Matthew Morris, 54, of no fixed abode, was issued with a criminal behaviour order on May 24. It bans him from visiting the Haymarket except for access to the soup kitchen between 7.30pm and 9pm each day.
He also must not be drunk or found with an open container of alcohol within the inner ring road, must not act in “a way that causes nuisance, annoyance, distress or alarm,” and must engage with St Martin’s Housing within two months.
Andrew Francis, 37, of no fixed address, was given an eight week prison sentence, suspended for a year, at Norwich Magistrates Court on March 24 2017 when he admitted consuming butane gas which put him in breach of a criminal behaviour order.
That breach, on March 23, came just one day after he had been released from a six week prison sentence for breaching the order, which was first issued to him in July last year.

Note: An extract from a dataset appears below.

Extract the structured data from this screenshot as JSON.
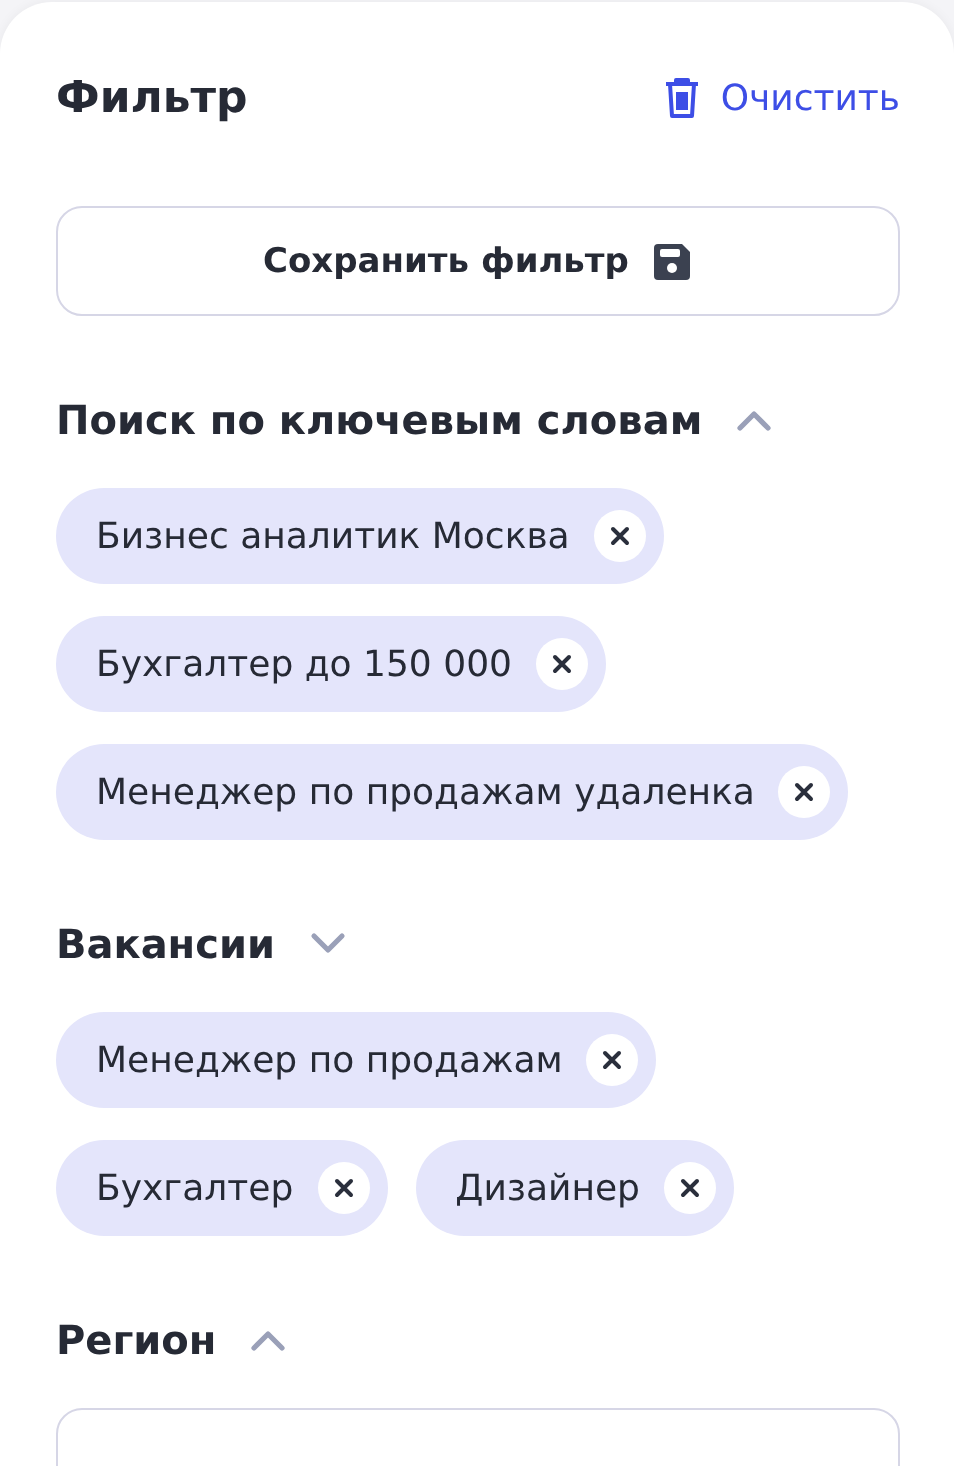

Lizzie Smith, of no fixed abode, was handed a criminal behaviour order in December 2016, banning her from entering the city centre for three years.
It followed a court case against her for “persistently begging in a public place”.
But in May 2017, Smith appeared in a report put together by BBC Look East, on Castle Meadow’s Kindakafe, putting her in breach of the order.
The courts will not always grant applications for a community behaviour order, as it has been argued they are unduly harsh.
On May 15 26-year-old Joseph Newton was brought before Norwich Magistrates Court where he admitted begging in a public place.
But after magistrates heard no evidence of Newton being aggressive or harassing, they refused to issue a criminal behaviour order asked for by the Crown Prosecution Service.
Dave Foulkes, mitigating for Newton, said he feared prosecutors were trying to “up the ante” by dangling the prosect of prison over him.
“My concern is we are turning a non-imprisonable offence [of begging] into an imprisonable offence,” he said.
“I thought the courts frowned upon doing that.”